Airport expedites terminal project to tap federal funding; approves engineering contract

Funding included in the federal spending bill has prompted Missoula International Airport to expedite its plans to construct a new passenger terminal, with several phases of the project expected to go to bid this summer. The project could include a new airport access road, demolition of the current terminal’s security wing and a terminal project to create eight aircraft gates in two concourses (over the next several years). While the project doesn’t have an overall price tag just yet, the airport currently has $11.5 million on hand, and is looking to receive the full amount authorized in the spending bill. To formalize some of the funding, the Missoula County Airport Authority approved a resolution this week to enact a “passenger facility charge” to raise roughly $37 million for the terminal project, approximately $4.50 per ticket.

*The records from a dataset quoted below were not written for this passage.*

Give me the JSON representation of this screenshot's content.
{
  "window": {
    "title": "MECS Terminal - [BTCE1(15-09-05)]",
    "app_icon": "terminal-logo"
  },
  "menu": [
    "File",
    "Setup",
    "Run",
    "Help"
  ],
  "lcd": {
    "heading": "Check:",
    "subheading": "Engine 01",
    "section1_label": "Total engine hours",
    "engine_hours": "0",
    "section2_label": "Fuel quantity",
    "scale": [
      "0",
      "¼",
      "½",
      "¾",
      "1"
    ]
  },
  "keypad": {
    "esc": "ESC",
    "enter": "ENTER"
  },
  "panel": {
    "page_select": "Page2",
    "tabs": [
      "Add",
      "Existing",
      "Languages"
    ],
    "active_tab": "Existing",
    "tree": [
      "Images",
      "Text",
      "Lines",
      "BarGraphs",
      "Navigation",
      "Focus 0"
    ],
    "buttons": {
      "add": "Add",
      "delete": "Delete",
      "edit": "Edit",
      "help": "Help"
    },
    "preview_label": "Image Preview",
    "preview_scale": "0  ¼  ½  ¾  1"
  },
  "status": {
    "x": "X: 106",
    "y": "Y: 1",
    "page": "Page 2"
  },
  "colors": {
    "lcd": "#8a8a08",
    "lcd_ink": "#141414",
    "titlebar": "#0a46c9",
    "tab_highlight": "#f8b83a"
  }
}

Additionally, the airport authority approved a $4.3 million engineering agreement with Morrison-Maierle (hiring) to finish several phases of design for the terminal and authorized a $97,000 pre-construction agreement with Martel Construction. [Missoula Current]